This is a superbly structured and masterfully woven horror novel; it's also a fucking travesty of the real nature of Kali and her various manifestations. He's taken a unique female power-divinity, something with no parallel in any other living religion, and reduced her to a 'bitch goddess' of evil.

And I wish that westerners would do a little homework. Nobody spells their name Jayaprakesh. Jayaprakash, sure. Jaiprakash, even. Not Jayaprakesh. Thanks very much kindly. For all the play Simmons makes of Indians mangling English he certainly doesn't hesitate to mangle Indian names.

Simmons' unpleasant narrator hates Calcutta; there are long descriptions of the filth and squalor of the city. There isn't even a hint of compassion for the inhabitants to leaven it; every Indian character is either sinister, conniving, hypocritical or in some way less than human. The only Indian given any sort of a sympathetic portrayal is the narrator's wife, who of course is safely tethered to a white penis and vents her own hatred of India frequently.

And then there's the constant 'bitch goddess' portrayal of Kali. How many things are wrong with this, where do I even begin? From the misogyny of the recurring phrase 'bitch goddess' to the fundamental Indiana Jones-style misunderstanding of a complex and righteous goddess figure, there is just not one redeeming factor here. Kali serves as a stand-in for one of Lovecraft's pantheon of deities waiting to unleash cosmic terror on the world; Calcutta is Simmons' Red Hook and his xenophobia is monumental.

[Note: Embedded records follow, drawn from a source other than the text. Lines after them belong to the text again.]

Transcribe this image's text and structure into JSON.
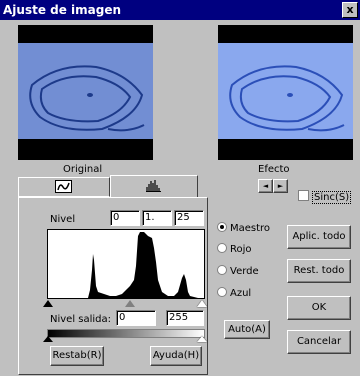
{
  "window": {
    "title": "Ajuste de imagen",
    "close": "x"
  },
  "previews": {
    "original_label": "Original",
    "effect_label": "Efecto"
  },
  "tabs": [
    {
      "icon": "curve-icon"
    },
    {
      "icon": "histogram-icon"
    }
  ],
  "scroll_arrows": {
    "left": "◄",
    "right": "►"
  },
  "sync": {
    "label": "Sinc(S)",
    "checked": false
  },
  "level": {
    "label": "Nivel",
    "low": "0",
    "gamma": "1.",
    "high": "25"
  },
  "channels": [
    {
      "label": "Maestro",
      "selected": true
    },
    {
      "label": "Rojo",
      "selected": false
    },
    {
      "label": "Verde",
      "selected": false
    },
    {
      "label": "Azul",
      "selected": false
    }
  ],
  "output": {
    "label": "Nivel salida:",
    "low": "0",
    "high": "255"
  },
  "buttons": {
    "auto": "Auto(A)",
    "restore": "Restab(R)",
    "help": "Ayuda(H)",
    "apply_all": "Aplic. todo",
    "reset_all": "Rest. todo",
    "ok": "OK",
    "cancel": "Cancelar"
  },
  "colors": {
    "titlebar": "#000080",
    "preview_blue": "#5a78c8",
    "effect_blue": "#7c9ce8"
  }
}
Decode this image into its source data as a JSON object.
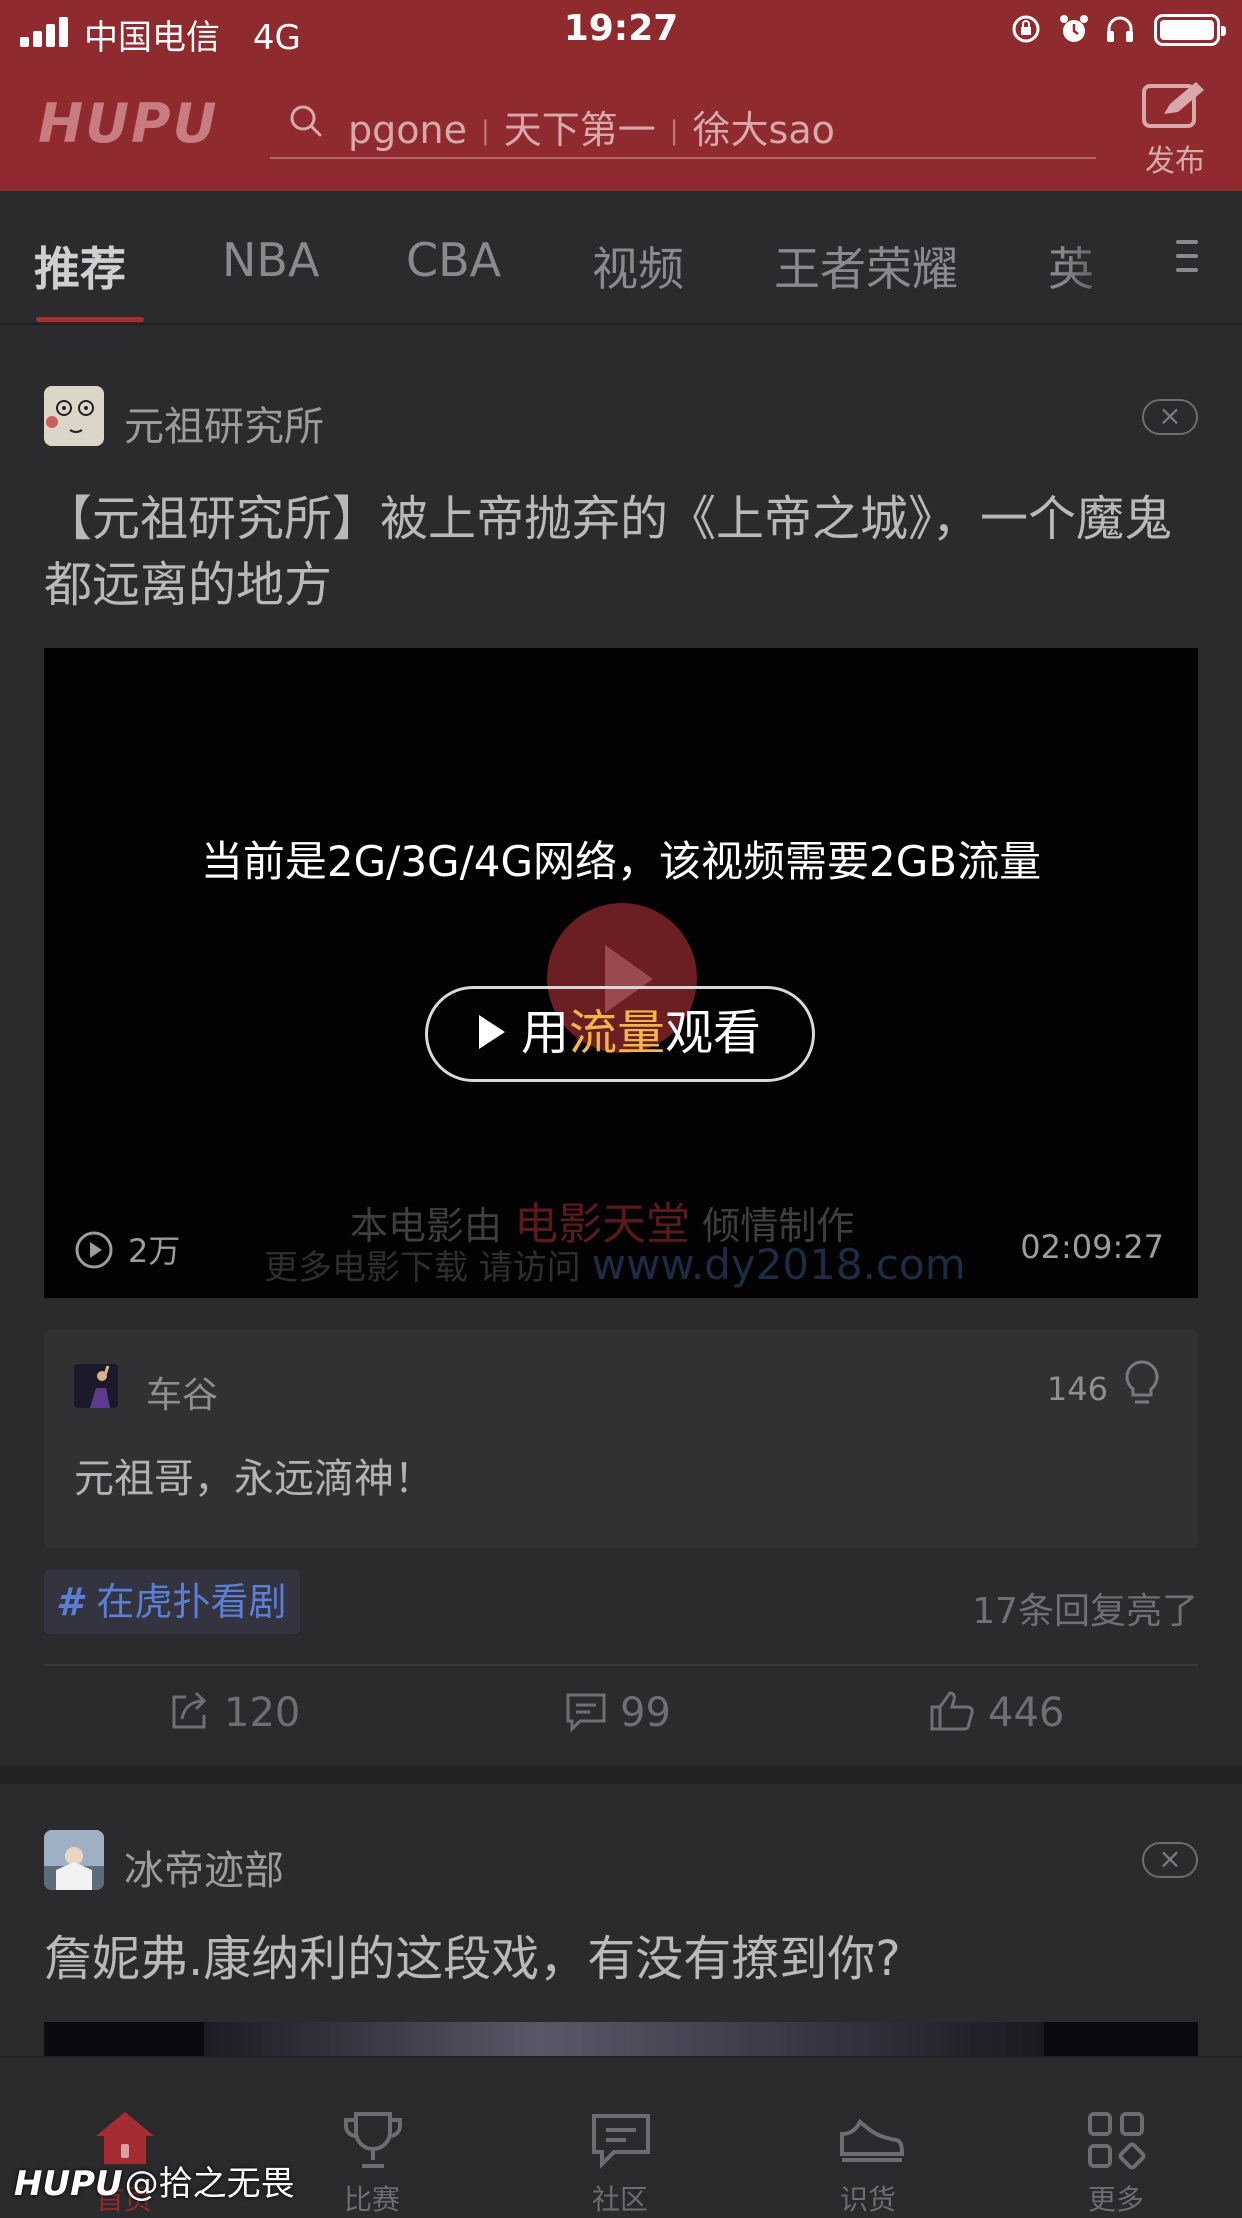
{
  "status_bar": {
    "carrier": "中国电信",
    "network": "4G",
    "time": "19:27"
  },
  "header": {
    "logo": "HUPU",
    "search_terms": [
      "pgone",
      "天下第一",
      "徐大sao"
    ],
    "search_separator": "|",
    "publish_label": "发布",
    "colors": {
      "header_bg": "#8f2b2f",
      "accent": "#a32d32"
    }
  },
  "tabs": {
    "items": [
      "推荐",
      "NBA",
      "CBA",
      "视频",
      "王者荣耀",
      "英"
    ],
    "active_index": 0
  },
  "post1": {
    "author": "元祖研究所",
    "close_icon": "×",
    "title": "【元祖研究所】被上帝抛弃的《上帝之城》，一个魔鬼都远离的地方",
    "video": {
      "network_warning": "当前是2G/3G/4G网络，该视频需要2GB流量",
      "watch_prefix": "用",
      "watch_highlight": "流量",
      "watch_suffix": "观看",
      "watermark_line1_a": "本电影由",
      "watermark_line1_b": "电影天堂",
      "watermark_line1_c": "倾情制作",
      "watermark_line2_a": "更多电影下载 请访问",
      "watermark_line2_b": "www.dy2018.com",
      "views": "2万",
      "duration": "02:09:27"
    },
    "top_comment": {
      "user": "车谷",
      "likes": "146",
      "text": "元祖哥，永远滴神！"
    },
    "topic_tag": "在虎扑看剧",
    "reply_status": "17条回复亮了",
    "actions": {
      "share": "120",
      "comments": "99",
      "likes": "446"
    }
  },
  "post2": {
    "author": "冰帝迹部",
    "close_icon": "×",
    "title": "詹妮弗.康纳利的这段戏，有没有撩到你?"
  },
  "bottom_tabs": {
    "items": [
      {
        "label": "首页",
        "icon": "home-icon"
      },
      {
        "label": "比赛",
        "icon": "trophy-icon"
      },
      {
        "label": "社区",
        "icon": "chat-icon"
      },
      {
        "label": "识货",
        "icon": "sneaker-icon"
      },
      {
        "label": "更多",
        "icon": "grid-icon"
      }
    ],
    "active_index": 0
  },
  "watermark": {
    "logo": "HUPU",
    "handle": "@拾之无畏"
  }
}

Like metal heads in India, horror fans here are surprisingly forgiving of racism in their favourite genre; this book is one of the favourite novels of many of my horror fan friends. It just shows how deeply we internalise the attitudes of the west; the truth is, this is a vile, hateful book. How xenophobic is Simmons? All the chapters have an epigram taken from an Indian writer except the one chapter that lets in a note of hope and therefore has to return to the light of western civilization with a quote from W.B. Yeats.Yeah. India's only good for being a vector for horror, some poetry and providing unpleasant western men with exotic trophy brides. Fuck this book.